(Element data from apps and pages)
· · ·

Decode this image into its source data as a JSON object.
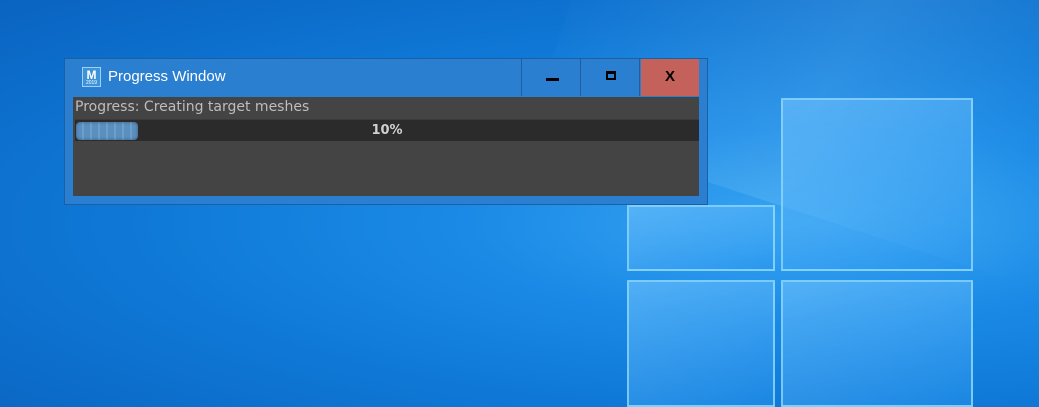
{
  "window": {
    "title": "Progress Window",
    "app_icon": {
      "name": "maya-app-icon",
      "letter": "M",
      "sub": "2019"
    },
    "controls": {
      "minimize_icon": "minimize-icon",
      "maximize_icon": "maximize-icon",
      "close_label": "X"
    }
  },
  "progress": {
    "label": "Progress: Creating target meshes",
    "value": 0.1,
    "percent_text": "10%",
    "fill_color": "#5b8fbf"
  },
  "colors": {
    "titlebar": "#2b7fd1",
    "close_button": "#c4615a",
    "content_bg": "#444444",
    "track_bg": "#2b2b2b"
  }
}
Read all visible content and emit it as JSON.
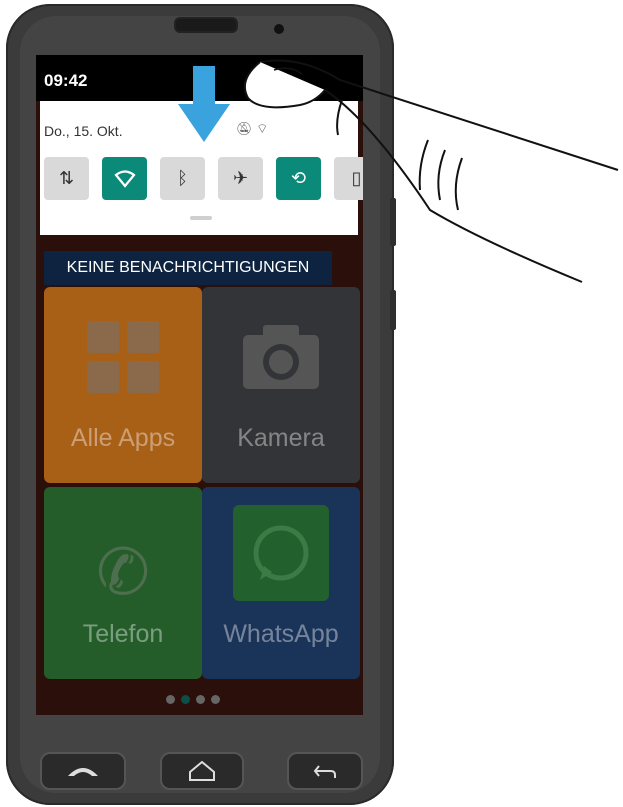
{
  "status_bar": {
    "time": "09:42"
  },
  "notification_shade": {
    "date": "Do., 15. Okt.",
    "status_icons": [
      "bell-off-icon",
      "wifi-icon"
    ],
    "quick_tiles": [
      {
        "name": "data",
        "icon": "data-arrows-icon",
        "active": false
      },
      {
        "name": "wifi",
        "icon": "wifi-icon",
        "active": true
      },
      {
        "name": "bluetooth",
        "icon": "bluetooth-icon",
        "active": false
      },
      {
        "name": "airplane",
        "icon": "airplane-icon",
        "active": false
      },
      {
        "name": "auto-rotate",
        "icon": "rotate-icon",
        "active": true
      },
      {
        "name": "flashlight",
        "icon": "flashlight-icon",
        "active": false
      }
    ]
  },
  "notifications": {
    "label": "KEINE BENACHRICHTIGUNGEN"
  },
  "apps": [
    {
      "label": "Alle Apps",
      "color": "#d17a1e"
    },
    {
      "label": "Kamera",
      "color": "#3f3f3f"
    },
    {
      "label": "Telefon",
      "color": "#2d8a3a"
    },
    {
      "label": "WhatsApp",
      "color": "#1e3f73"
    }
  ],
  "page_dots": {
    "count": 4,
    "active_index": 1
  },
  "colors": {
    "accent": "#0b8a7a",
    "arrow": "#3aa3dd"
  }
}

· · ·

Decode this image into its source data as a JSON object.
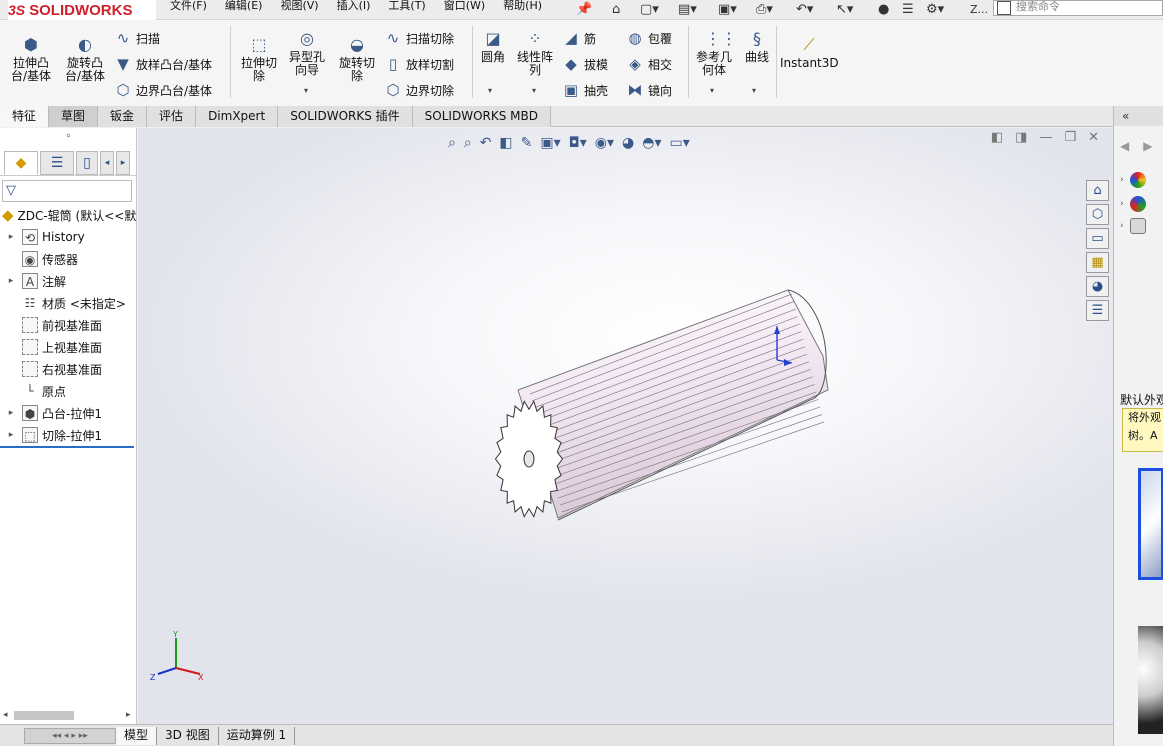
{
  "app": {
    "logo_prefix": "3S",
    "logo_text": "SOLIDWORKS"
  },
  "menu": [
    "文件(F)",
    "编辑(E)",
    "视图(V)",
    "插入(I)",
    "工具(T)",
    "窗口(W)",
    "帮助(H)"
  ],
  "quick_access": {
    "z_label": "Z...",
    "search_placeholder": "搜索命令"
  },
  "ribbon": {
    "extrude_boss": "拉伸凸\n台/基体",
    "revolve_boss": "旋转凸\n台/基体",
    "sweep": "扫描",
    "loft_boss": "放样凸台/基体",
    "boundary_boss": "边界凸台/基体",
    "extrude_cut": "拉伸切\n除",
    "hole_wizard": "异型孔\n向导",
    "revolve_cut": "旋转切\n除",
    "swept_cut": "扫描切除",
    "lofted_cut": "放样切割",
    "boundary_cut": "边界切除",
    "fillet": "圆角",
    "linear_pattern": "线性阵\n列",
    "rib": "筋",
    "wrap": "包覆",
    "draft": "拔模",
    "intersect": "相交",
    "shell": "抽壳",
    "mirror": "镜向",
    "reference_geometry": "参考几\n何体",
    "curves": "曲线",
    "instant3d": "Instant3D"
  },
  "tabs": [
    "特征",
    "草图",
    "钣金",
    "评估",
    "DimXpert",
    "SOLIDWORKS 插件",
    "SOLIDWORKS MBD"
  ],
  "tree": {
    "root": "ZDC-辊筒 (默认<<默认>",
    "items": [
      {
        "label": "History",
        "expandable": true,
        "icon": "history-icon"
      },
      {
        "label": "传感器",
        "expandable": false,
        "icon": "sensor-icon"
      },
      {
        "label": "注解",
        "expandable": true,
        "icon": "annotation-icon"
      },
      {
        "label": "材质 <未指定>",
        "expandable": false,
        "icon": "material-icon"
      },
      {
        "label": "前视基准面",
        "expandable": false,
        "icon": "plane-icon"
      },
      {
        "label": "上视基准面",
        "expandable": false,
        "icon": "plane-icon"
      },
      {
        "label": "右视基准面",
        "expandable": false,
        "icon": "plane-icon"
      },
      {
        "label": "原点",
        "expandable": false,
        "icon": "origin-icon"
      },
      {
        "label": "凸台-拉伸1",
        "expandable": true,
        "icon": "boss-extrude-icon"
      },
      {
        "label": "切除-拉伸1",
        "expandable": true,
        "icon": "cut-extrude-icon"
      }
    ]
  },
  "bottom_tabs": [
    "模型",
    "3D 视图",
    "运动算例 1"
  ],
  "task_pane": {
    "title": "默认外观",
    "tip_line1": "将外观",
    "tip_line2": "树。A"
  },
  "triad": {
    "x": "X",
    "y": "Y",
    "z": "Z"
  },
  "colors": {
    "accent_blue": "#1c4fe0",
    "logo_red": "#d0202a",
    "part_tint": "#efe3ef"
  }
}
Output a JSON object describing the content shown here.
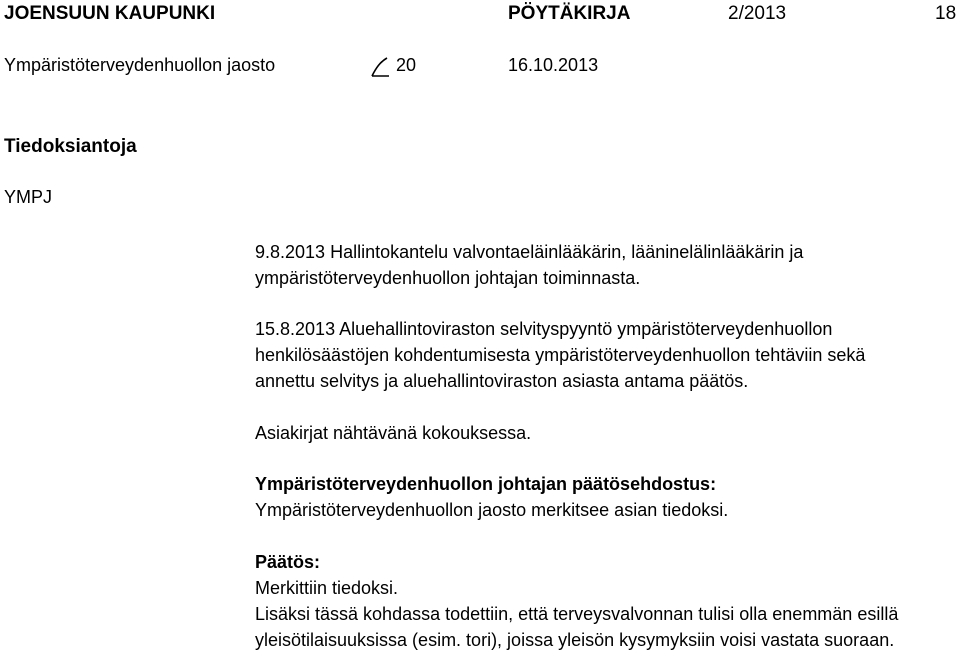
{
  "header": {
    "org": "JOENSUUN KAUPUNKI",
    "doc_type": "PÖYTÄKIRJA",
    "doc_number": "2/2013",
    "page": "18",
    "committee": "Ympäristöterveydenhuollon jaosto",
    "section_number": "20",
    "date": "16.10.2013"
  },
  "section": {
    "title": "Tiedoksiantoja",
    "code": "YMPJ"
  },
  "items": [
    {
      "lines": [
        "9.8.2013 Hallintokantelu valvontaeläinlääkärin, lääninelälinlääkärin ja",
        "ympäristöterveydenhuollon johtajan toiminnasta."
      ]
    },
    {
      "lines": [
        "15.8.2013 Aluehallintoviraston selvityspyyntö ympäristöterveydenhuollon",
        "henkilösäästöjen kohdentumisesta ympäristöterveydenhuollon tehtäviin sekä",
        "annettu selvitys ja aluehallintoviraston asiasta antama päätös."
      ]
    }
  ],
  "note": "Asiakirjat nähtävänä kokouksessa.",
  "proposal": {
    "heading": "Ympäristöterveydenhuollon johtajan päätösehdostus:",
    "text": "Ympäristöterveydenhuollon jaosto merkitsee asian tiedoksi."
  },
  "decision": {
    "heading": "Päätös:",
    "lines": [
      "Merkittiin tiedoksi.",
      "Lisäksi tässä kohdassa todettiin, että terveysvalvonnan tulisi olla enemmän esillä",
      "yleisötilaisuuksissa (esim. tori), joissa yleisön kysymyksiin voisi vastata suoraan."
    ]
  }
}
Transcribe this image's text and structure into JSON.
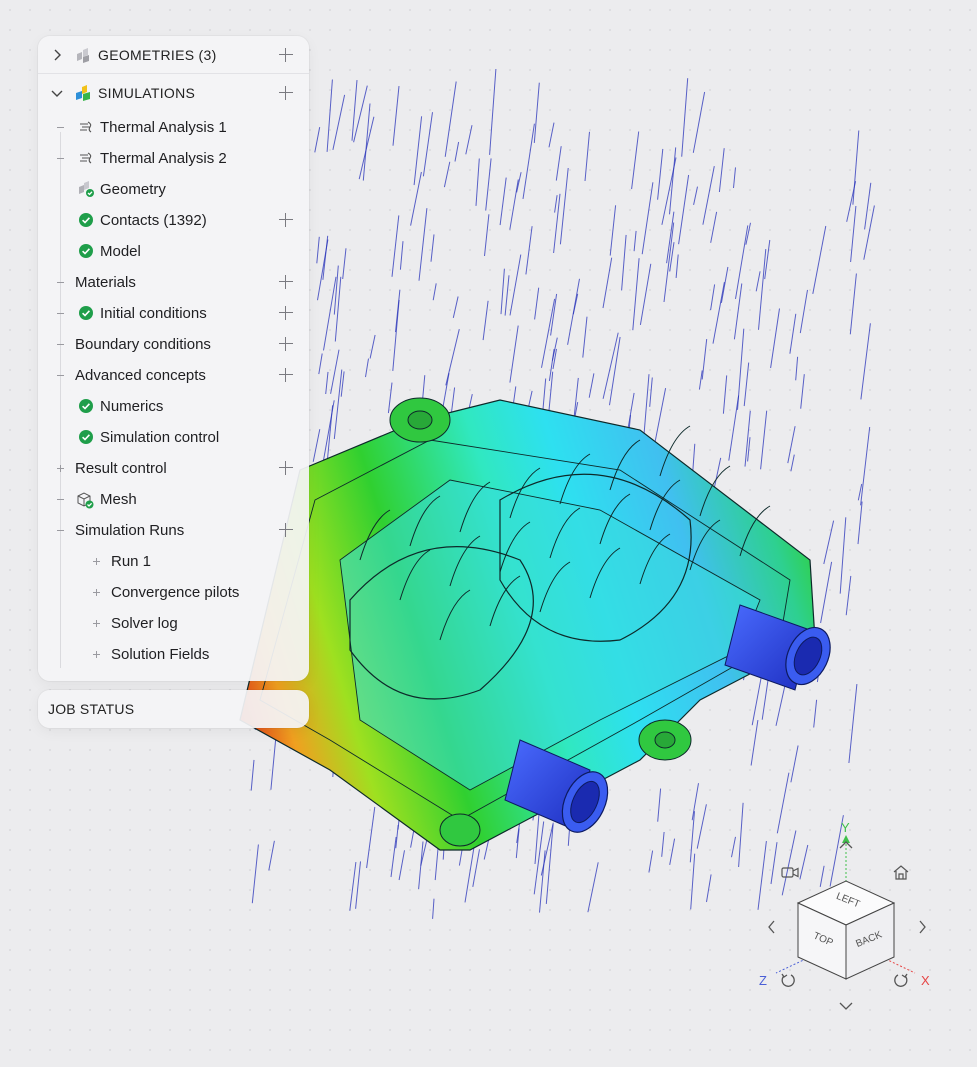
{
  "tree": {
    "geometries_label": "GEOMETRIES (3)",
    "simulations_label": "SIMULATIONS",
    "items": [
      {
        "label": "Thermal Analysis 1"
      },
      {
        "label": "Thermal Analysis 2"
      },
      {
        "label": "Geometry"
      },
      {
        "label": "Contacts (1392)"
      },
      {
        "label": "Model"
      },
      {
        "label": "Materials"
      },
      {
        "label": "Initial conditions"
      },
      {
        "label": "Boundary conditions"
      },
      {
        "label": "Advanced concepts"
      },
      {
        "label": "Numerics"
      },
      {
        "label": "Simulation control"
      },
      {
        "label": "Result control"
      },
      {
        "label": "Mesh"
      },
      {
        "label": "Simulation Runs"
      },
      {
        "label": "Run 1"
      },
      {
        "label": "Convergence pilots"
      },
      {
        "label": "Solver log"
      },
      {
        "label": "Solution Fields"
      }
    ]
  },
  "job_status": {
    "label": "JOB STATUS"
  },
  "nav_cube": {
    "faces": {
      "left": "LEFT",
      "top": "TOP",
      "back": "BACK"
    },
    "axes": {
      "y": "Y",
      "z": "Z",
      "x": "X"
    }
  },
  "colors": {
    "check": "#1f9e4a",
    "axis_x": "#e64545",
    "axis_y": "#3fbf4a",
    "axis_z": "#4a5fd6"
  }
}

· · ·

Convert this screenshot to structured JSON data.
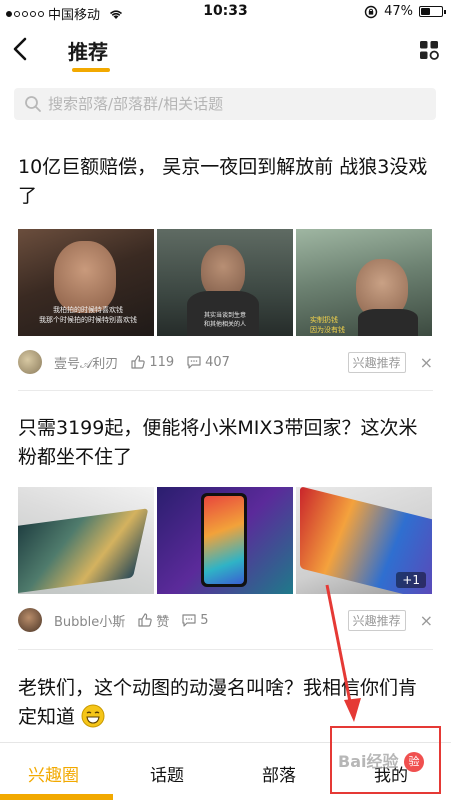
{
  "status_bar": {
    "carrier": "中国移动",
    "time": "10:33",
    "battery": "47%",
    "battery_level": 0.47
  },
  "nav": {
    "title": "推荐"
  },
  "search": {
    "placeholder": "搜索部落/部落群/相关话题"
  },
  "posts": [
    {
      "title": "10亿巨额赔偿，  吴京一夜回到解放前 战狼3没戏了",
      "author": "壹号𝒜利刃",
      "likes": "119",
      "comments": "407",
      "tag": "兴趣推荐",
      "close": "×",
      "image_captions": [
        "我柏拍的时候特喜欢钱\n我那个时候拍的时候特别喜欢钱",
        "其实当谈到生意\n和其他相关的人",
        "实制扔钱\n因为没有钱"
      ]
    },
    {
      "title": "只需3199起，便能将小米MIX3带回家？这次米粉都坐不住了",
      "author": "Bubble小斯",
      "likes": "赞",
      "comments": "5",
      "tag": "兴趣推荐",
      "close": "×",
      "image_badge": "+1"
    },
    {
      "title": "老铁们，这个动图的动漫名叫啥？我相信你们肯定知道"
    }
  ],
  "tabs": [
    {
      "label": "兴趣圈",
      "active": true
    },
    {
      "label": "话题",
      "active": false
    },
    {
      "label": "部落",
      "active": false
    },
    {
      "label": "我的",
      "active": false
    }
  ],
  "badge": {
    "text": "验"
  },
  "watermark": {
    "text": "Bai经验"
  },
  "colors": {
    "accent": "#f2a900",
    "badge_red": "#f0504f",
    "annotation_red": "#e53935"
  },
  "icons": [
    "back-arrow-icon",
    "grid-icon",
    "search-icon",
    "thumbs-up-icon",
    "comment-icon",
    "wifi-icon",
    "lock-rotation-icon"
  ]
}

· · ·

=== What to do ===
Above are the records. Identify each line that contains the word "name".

=== Your solution ===
      "name": "maya-app-icon",
        "name": "data",
        "name": "wifi",
        "name": "bluetooth",
        "name": "airplane",
        "name": "auto-rotate",
        "name": "flashlight",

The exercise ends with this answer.